- ACTIVITY:
Scan the data for "Sphere" and copy the lines it appears in.

(Beginning of GIVEN INFORMATION)

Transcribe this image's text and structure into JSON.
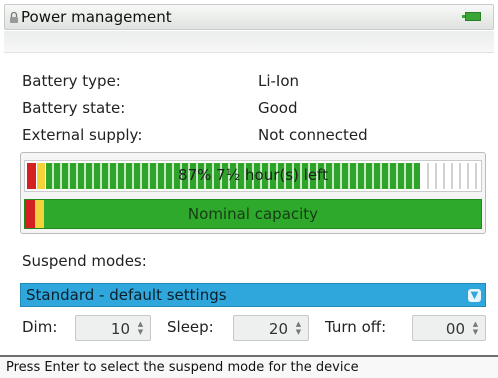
{
  "window": {
    "title": "Power management",
    "title_icon": "lock-icon",
    "status_icon": "battery-icon"
  },
  "info": [
    {
      "label": "Battery type:",
      "value": "Li-Ion"
    },
    {
      "label": "Battery state:",
      "value": "Good"
    },
    {
      "label": "External supply:",
      "value": "Not connected"
    }
  ],
  "charge_bar": {
    "text": "87% 7½ hour(s) left",
    "fill_fraction": 0.87
  },
  "capacity_bar": {
    "text": "Nominal capacity"
  },
  "suspend": {
    "label": "Suspend modes:",
    "selected": "Standard - default settings",
    "dim_label": "Dim:",
    "dim_value": "10",
    "sleep_label": "Sleep:",
    "sleep_value": "20",
    "turnoff_label": "Turn off:",
    "turnoff_value": "00"
  },
  "status": {
    "text": "Press Enter to select the suspend mode for the device"
  },
  "colors": {
    "accent": "#2fa7dc",
    "good": "#2fa92c",
    "warning": "#f2d43a",
    "critical": "#d42020"
  }
}
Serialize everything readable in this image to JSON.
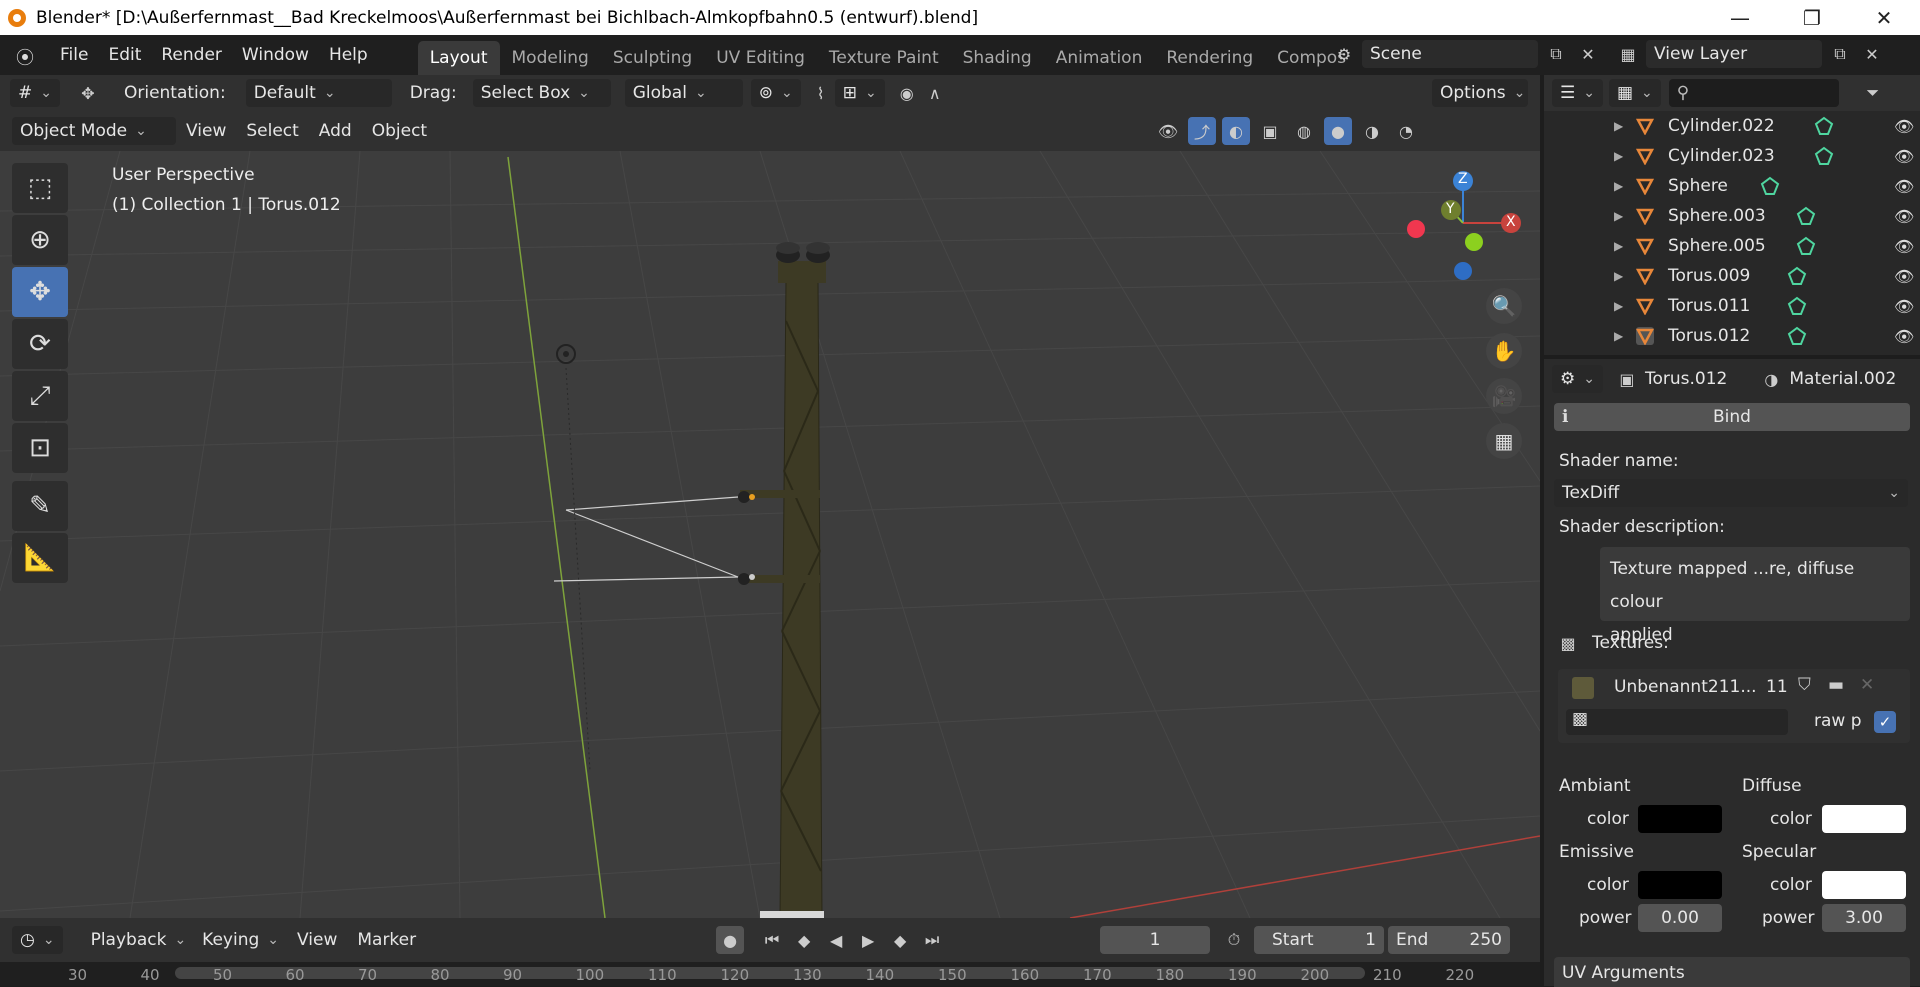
{
  "window": {
    "title": "Blender* [D:\\Außerfernmast__Bad Kreckelmoos\\Außerfernmast bei Bichlbach-Almkopfbahn0.5 (entwurf).blend]",
    "minimize": "—",
    "restore": "❐",
    "close": "✕"
  },
  "menu": [
    "File",
    "Edit",
    "Render",
    "Window",
    "Help"
  ],
  "workspaces": [
    "Layout",
    "Modeling",
    "Sculpting",
    "UV Editing",
    "Texture Paint",
    "Shading",
    "Animation",
    "Rendering",
    "Compos"
  ],
  "scene": {
    "name": "Scene",
    "view_layer": "View Layer"
  },
  "header": {
    "orientation_label": "Orientation:",
    "orientation_value": "Default",
    "drag_label": "Drag:",
    "drag_value": "Select Box",
    "transform_value": "Global",
    "options": "Options",
    "mode": "Object Mode",
    "view": "View",
    "select": "Select",
    "add": "Add",
    "object": "Object"
  },
  "viewport": {
    "perspective": "User Perspective",
    "collection_info": "(1) Collection 1 | Torus.012",
    "gizmo_axes": {
      "z": "Z",
      "y": "Y",
      "x": "X"
    },
    "colors": {
      "background": "#3d3d3d",
      "x_axis": "#c8433d",
      "y_axis": "#8cc13b",
      "z_axis": "#3b83d6"
    }
  },
  "timeline": {
    "playback": "Playback",
    "keying": "Keying",
    "view": "View",
    "marker": "Marker",
    "current_frame": "1",
    "start_label": "Start",
    "start_value": "1",
    "end_label": "End",
    "end_value": "250",
    "ruler": [
      "30",
      "40",
      "50",
      "60",
      "70",
      "80",
      "90",
      "100",
      "110",
      "120",
      "130",
      "140",
      "150",
      "160",
      "170",
      "180",
      "190",
      "200",
      "210",
      "220"
    ]
  },
  "outliner": {
    "items": [
      {
        "name": "Cylinder.022"
      },
      {
        "name": "Cylinder.023"
      },
      {
        "name": "Sphere"
      },
      {
        "name": "Sphere.003"
      },
      {
        "name": "Sphere.005"
      },
      {
        "name": "Torus.009"
      },
      {
        "name": "Torus.011"
      },
      {
        "name": "Torus.012"
      }
    ]
  },
  "properties": {
    "object": "Torus.012",
    "material": "Material.002",
    "bind": "Bind",
    "shader_name_label": "Shader name:",
    "shader_name": "TexDiff",
    "shader_desc_label": "Shader description:",
    "shader_desc_1": "Texture mapped ...re, diffuse colour",
    "shader_desc_2": "applied",
    "textures_label": "Textures:",
    "texture_name": "Unbenannt211...",
    "texture_users": "11",
    "raw_label": "raw p",
    "ambiant": "Ambiant",
    "diffuse": "Diffuse",
    "emissive": "Emissive",
    "specular": "Specular",
    "color": "color",
    "power": "power",
    "emissive_power": "0.00",
    "specular_power": "3.00",
    "uv_args": "UV Arguments",
    "colors": {
      "ambiant": "#000000",
      "diffuse": "#ffffff",
      "emissive": "#000000",
      "specular": "#ffffff",
      "texture_swatch": "#5e5a3a"
    }
  }
}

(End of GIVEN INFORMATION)

- RESULT FOR THIS EXERCISE:
        "name": "Sphere"
        "name": "Sphere.003"
        "name": "Sphere.005"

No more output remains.